A game in which cards are dealt face down to each player and betting takes place. Players may fold, call, or raise. The player with the highest hand wins.

If you want to become a great poker player, you have to learn the basic terms and concepts of the game. It’s important to understand the different betting intervals in a hand and how each one can impact your strategy. In addition, you should be familiar with the most common poker hands.

This game can be very fun, but it’s also a mentally intensive experience. Therefore, it’s crucial to only play when you are in the right mindset. If you are feeling bored, frustrated, or angry, then you should leave the table immediately. This will help you avoid making bad decisions and losing money.

The best way to win at poker is to bet on strong hands. However, it’s not always easy to tell when a hand is strong. That’s why it is important to pay attention to the other players at your table and try to read their behavior. A good way to do this is to observe how they bet and how much they bet after the flop.

A poker hand is made up of any combination of cards that are of equal rank and suit. The most common poker hands include a straight, three of a kind, and a full house. A straight is five consecutive cards of the same suit. A full house is three of a kind and two unmatched cards. A flush is any four of a kind.

Beginner poker players are often timid about playing trashy hands. They are afraid of being called and their chips will be gone. While this is a valid concern, it’s important to remember that you can still make a lot of money by bluffing with bad hands.

In general, you should never play poker with more money than you are willing to lose. This is true for both tournaments and cash games. You should also track your wins and losses to see how you are doing at the table. If you are not breaking even or even close, then it’s time to make a few changes.

One of the most common mistakes made by beginner poker players is trying to compete with strong players. This is a mistake because they usually have a slight edge over you. Ultimately, this will cost you more money than if you played with weak players.

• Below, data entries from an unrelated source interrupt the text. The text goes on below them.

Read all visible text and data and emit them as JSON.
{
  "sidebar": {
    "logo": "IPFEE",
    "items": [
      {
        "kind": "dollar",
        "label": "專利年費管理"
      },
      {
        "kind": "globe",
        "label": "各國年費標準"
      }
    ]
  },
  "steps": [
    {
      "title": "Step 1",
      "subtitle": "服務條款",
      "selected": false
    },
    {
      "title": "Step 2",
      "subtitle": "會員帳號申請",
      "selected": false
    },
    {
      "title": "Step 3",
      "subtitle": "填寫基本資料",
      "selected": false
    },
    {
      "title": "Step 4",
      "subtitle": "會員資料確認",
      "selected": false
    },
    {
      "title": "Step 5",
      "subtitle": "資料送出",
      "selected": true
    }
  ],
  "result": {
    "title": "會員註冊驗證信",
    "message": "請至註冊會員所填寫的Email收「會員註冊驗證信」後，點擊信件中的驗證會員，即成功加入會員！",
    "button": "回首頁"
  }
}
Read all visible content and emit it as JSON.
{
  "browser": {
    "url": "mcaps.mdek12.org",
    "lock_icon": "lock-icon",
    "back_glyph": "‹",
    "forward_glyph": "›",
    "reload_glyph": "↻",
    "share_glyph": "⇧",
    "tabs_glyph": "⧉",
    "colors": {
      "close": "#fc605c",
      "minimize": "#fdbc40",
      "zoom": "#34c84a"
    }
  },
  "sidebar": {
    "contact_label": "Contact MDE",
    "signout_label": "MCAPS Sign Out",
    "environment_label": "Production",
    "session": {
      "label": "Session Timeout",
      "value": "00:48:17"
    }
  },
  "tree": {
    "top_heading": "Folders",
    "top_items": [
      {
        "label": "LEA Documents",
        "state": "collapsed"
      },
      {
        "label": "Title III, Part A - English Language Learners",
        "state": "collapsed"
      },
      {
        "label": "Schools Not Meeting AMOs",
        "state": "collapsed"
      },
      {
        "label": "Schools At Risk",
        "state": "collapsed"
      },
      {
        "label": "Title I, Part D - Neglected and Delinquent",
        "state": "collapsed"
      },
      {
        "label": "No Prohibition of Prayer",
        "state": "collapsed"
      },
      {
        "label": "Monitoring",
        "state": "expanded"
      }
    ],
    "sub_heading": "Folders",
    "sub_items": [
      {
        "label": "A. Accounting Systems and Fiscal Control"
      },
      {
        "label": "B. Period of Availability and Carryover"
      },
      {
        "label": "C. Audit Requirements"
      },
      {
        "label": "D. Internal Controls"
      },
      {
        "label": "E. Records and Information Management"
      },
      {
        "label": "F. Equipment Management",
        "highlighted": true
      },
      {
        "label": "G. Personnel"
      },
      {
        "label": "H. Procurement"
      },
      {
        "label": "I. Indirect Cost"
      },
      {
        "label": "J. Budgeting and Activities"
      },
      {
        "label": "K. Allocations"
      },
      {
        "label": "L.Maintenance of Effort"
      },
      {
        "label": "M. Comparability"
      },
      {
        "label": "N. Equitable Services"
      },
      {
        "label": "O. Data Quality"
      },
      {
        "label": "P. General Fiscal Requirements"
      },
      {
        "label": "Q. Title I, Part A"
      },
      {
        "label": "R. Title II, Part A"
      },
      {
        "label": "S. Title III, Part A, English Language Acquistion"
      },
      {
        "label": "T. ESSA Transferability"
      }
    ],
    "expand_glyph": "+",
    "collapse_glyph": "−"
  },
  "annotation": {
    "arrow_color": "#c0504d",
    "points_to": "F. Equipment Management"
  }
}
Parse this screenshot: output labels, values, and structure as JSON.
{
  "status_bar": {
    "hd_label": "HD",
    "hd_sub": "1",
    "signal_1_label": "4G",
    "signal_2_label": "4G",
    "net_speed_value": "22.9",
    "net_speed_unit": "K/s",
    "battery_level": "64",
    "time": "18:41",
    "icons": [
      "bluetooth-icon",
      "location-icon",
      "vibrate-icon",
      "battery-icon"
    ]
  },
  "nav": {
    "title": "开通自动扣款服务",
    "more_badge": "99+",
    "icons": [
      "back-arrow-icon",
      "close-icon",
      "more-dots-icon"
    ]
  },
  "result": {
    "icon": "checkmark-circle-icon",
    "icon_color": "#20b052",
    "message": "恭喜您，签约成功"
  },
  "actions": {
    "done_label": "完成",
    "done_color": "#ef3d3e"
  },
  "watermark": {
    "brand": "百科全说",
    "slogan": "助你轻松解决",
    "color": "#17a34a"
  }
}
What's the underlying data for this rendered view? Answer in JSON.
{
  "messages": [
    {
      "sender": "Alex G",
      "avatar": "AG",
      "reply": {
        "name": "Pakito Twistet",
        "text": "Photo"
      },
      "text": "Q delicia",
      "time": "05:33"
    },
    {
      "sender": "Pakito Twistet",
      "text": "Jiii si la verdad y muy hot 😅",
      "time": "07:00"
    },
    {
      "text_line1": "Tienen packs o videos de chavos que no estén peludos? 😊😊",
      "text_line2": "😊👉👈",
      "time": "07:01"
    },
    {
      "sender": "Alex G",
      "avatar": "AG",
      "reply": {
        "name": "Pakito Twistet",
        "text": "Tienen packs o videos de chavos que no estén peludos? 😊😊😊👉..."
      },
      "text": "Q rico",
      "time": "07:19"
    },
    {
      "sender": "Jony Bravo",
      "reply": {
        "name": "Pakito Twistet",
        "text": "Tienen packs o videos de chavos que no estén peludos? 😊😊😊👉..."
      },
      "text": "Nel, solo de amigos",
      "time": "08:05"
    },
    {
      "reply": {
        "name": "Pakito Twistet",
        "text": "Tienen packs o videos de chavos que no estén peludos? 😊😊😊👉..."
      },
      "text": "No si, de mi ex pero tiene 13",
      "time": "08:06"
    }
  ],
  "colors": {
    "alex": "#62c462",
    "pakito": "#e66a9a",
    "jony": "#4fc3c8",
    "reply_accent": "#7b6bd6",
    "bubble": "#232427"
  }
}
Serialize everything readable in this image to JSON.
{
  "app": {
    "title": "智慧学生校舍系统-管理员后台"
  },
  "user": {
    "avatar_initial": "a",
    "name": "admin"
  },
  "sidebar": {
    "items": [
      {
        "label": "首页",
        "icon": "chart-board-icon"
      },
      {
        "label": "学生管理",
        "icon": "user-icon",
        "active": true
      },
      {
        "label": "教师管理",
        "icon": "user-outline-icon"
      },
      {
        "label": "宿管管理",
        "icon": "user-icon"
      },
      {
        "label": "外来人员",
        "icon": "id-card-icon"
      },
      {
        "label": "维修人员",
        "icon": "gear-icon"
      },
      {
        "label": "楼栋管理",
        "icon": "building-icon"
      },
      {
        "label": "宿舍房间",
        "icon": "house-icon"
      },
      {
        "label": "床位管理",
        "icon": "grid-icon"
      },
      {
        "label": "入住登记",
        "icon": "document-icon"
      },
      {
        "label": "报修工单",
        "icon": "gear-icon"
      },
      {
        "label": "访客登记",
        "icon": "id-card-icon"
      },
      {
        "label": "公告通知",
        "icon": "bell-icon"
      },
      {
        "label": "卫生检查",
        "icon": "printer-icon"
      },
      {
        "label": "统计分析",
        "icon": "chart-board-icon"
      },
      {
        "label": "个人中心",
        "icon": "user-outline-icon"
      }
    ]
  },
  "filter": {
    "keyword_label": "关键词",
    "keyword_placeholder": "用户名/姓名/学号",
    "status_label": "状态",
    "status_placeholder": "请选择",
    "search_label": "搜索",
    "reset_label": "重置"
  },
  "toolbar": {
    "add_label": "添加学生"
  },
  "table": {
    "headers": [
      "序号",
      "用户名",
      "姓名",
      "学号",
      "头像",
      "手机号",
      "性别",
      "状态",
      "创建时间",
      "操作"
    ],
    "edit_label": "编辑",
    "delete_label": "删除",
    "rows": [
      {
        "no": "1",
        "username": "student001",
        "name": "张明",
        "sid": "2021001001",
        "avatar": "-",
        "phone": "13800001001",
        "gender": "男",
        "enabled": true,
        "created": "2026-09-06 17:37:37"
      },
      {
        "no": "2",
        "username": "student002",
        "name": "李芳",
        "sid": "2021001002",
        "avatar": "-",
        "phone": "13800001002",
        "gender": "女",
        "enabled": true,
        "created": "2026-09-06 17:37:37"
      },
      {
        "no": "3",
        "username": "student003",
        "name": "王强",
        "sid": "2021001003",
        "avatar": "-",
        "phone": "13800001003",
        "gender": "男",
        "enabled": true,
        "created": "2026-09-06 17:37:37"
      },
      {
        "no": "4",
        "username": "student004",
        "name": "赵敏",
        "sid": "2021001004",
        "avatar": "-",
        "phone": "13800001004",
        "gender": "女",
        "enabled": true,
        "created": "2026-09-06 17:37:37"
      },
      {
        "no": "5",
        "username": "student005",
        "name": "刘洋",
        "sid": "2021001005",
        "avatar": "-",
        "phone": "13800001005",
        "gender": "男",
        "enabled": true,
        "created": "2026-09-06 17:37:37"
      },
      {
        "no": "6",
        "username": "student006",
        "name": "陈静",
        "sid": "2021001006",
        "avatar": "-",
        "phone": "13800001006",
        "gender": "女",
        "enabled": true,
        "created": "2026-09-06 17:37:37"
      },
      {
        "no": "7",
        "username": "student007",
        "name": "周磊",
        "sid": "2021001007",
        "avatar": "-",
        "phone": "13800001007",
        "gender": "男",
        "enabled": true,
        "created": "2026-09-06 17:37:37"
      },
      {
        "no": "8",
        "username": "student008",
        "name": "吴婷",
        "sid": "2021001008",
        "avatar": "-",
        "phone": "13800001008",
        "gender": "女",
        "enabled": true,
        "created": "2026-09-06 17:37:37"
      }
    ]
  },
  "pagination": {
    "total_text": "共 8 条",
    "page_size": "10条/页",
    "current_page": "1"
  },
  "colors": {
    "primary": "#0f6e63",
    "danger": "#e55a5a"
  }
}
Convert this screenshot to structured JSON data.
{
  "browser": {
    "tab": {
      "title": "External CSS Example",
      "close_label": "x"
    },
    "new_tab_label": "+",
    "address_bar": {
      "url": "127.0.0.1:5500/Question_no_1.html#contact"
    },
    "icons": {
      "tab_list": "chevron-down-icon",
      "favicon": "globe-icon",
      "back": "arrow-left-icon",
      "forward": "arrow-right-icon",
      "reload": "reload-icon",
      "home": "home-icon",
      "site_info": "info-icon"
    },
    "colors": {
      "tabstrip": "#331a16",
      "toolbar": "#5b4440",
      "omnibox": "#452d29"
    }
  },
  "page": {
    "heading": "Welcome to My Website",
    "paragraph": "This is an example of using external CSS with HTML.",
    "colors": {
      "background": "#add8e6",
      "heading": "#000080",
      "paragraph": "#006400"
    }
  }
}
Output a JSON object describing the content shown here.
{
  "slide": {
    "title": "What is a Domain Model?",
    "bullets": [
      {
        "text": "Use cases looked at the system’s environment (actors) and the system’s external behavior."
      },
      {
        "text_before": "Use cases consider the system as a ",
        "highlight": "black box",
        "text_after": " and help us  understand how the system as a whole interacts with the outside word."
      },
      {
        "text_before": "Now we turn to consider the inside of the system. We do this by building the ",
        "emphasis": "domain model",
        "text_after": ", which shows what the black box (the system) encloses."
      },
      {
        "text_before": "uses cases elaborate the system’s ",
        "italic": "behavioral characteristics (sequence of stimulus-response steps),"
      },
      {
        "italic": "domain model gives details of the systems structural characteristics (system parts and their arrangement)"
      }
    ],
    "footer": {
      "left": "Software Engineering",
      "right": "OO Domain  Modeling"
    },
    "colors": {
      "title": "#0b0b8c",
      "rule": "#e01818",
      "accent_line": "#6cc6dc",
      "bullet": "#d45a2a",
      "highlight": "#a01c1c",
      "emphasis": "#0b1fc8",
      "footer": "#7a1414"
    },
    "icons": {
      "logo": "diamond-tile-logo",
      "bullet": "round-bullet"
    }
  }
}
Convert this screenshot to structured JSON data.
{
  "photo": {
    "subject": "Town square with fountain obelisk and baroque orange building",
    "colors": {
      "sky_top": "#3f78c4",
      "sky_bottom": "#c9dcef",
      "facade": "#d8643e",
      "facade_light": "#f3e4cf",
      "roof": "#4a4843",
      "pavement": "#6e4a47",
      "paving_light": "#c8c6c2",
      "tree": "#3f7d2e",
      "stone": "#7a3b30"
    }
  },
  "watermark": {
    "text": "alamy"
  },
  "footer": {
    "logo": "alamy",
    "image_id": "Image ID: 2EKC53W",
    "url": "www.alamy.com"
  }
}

Another mistake that beginner poker players often make is playing too many hands. This is a major mistake because it will slow down your progression as a player. Instead, you should focus on playing fewer hands but be more aggressive with the ones that you do play. If you have a strong hand, then it’s better to bet and raise on the flop than to just check/call.